In contrast, Palmer and Simpson tackle the theme of displacement from a geographical perspective in macao macau. They tell the lesser known story of Macau’s spatial and temporal dislocation in the age of post-colonialism and globalsation, which can be found behind the representation of the city as a glamorous cosmopolis. In their respective photographs and essays, they evoke a deep sense of suspicion and melancholy towards the future of the city.
In his two photographic series titled Pearl and Macao Macau, Palmer offers a unique angle that speculates about and inquires into the fleeting and transitory character of urban experience. His images are weaved seamlessly into Simpson’s essays on the development of the city, which helpfully provide the historical, political, social and post-colonial context necessary to fully understand and appreciate Palmer’s photos. In Pearl and Macao Macau, Palmer dispels with Macau’s splendid façade by revealing the disillusionment behind its pretense.
I was especially intrigued by MM#14 in the Macao Macau series, which depicts the eeriness of the social plasticity and porosity of a city undergoing urbanisation and the development of its casino tourism industry.
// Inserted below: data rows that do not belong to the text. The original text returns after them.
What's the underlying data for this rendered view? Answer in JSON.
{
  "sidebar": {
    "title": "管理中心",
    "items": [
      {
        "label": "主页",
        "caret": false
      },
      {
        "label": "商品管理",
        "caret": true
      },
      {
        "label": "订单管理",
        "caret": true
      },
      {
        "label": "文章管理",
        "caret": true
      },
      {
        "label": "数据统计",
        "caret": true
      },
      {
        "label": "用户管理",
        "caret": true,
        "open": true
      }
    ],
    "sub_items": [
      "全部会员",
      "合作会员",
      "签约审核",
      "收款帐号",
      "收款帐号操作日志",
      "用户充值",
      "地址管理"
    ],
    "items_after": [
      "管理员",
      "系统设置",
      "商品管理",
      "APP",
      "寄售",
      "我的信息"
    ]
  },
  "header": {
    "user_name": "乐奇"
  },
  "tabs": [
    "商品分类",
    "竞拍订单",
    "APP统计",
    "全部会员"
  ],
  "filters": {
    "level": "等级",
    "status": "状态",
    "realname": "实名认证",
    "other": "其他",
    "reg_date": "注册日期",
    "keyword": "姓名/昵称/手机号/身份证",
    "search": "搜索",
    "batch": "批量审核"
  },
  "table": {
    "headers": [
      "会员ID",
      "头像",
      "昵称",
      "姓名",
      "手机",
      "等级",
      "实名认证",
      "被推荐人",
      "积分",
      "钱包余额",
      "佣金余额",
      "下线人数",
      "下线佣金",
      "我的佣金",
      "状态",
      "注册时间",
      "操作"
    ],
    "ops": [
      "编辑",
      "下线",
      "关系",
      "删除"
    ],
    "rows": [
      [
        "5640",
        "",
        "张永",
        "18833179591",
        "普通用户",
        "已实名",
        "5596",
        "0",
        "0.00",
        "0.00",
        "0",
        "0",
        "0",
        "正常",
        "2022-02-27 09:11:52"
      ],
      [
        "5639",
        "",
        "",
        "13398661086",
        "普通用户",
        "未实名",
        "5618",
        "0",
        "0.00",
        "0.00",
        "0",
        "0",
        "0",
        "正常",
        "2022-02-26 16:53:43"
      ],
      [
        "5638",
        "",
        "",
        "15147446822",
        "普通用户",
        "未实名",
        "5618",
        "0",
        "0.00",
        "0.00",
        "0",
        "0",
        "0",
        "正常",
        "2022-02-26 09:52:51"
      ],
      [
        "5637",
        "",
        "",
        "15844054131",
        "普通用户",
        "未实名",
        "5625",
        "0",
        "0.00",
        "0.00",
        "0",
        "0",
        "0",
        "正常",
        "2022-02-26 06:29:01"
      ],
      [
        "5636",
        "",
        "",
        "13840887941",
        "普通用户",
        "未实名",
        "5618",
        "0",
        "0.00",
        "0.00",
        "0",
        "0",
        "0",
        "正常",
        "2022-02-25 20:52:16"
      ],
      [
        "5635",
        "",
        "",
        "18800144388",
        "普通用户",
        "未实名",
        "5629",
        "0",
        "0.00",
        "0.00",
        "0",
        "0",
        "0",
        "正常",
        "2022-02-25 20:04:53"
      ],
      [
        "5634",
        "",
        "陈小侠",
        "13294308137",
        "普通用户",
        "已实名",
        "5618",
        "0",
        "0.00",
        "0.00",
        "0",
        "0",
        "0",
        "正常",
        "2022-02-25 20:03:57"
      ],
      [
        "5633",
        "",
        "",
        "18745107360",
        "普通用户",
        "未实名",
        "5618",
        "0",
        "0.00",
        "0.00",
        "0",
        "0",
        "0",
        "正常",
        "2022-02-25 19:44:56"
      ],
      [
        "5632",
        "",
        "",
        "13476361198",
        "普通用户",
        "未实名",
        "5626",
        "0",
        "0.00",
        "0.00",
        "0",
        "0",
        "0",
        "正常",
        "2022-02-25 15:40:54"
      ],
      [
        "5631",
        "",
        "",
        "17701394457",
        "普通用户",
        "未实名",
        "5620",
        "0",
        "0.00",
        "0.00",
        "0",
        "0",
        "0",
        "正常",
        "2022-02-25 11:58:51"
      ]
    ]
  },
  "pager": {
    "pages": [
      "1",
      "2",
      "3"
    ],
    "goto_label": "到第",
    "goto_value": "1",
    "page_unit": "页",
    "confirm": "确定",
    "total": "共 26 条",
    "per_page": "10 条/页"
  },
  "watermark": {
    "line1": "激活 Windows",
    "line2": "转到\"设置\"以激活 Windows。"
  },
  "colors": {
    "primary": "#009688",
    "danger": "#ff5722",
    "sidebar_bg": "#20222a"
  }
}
Taken through a display window, MM#14 reflects the affluent, prosperous side of Macau’s urban cityscape. However, intentional overexposure provides the photo with a greyscale filter, thus endowing the buildings with a phantasmagoric, uncanny ambiance that transforms these emblems of modernity into cold, haunting outlines that resemble x-rays and convey a sense of bleakness and desolation. This mood is further highlighted by the shadows of everyday street views reflected on the glass, the blurriness of the silhouettes behind the towers adding to the psychedelia of the images. Incorporating Simpson’s critique of Macau’s loss of agency and authenticity, macao macau offers a more pessimistic view to the city’s development by channeling an unsettling sense of weariness, melancholy and loss.
In As to the ladders of whichway and macao macau, Kit Kelen and Robert Palmer and Tim Simpson offer multiple perspectives on the themes of displacement and melancholy by utilising their respective mediums. Kelen’s exquisitely poetry depicts the vulnerability and emotional torture of the soul-awakening journeys necessary to make sense of the intricacy of life, while Palmer and Simpson acutely express their cynicism towards the development of Macau with images and words as their witness. While Kelen’s work provides a therapeutic experience which invites readers to empathise and recuperate, Palmer and Simpson’s photography and essays encourage us to ponder the larger issues facing Macau.
Ophelia Tung Ho Yiu is a postgraduate research student at the Department of English at the Chinese University of Hong Kong (CUHK). Upon acquiring a Bachelor of Arts in English with a minor in Cultural Studies at CUHK, and a Master of Arts in Literary and Cultural Studies at the University of Hong Kong, she now proceeds to obtain her Master of Philosophy in English Literary Studies at CUHK. Her MPhil research focuses on the tension between the authorship and readership of Jane Austen in a post-structuralist and post-modernist age of fandom and popular culture.